Dataset records:
..............................
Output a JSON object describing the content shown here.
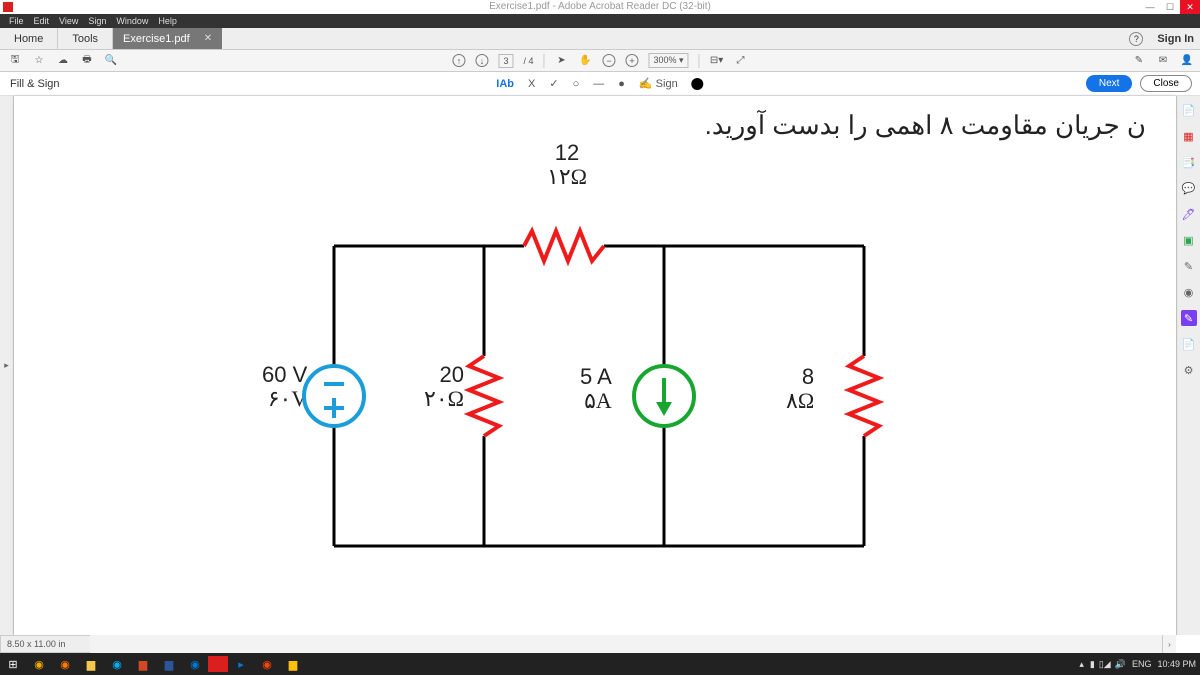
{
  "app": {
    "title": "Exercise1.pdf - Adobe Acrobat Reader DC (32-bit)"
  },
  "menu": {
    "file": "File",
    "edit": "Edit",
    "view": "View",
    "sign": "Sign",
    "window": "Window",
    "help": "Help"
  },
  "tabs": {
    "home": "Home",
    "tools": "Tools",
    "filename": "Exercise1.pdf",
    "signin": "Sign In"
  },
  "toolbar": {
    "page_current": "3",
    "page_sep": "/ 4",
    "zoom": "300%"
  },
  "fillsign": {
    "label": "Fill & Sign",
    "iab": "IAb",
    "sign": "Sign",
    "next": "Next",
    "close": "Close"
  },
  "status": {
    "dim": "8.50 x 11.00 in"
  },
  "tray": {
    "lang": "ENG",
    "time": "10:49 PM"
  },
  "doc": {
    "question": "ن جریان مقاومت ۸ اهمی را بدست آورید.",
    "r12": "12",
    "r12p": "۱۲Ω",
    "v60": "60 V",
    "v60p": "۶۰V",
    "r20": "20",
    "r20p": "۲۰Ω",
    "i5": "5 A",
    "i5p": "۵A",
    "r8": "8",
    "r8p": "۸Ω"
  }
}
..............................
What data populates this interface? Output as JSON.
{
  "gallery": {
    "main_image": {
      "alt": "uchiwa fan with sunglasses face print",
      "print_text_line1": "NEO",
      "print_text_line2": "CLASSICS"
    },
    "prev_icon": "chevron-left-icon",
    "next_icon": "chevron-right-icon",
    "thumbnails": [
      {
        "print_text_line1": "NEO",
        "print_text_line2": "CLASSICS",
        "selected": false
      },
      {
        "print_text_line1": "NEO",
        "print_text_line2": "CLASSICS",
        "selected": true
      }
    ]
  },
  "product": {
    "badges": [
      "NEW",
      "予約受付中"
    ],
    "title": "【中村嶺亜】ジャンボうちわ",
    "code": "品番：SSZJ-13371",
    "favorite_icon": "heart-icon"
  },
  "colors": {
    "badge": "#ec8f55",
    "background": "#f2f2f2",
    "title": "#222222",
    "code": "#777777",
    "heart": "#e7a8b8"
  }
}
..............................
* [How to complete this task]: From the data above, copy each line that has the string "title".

* [Written reply]:
    "title": "Exercise1.pdf - Adobe Acrobat Reader DC (32-bit)"
    "title": "【中村嶺亜】ジャンボうちわ",
    "title": "#222222",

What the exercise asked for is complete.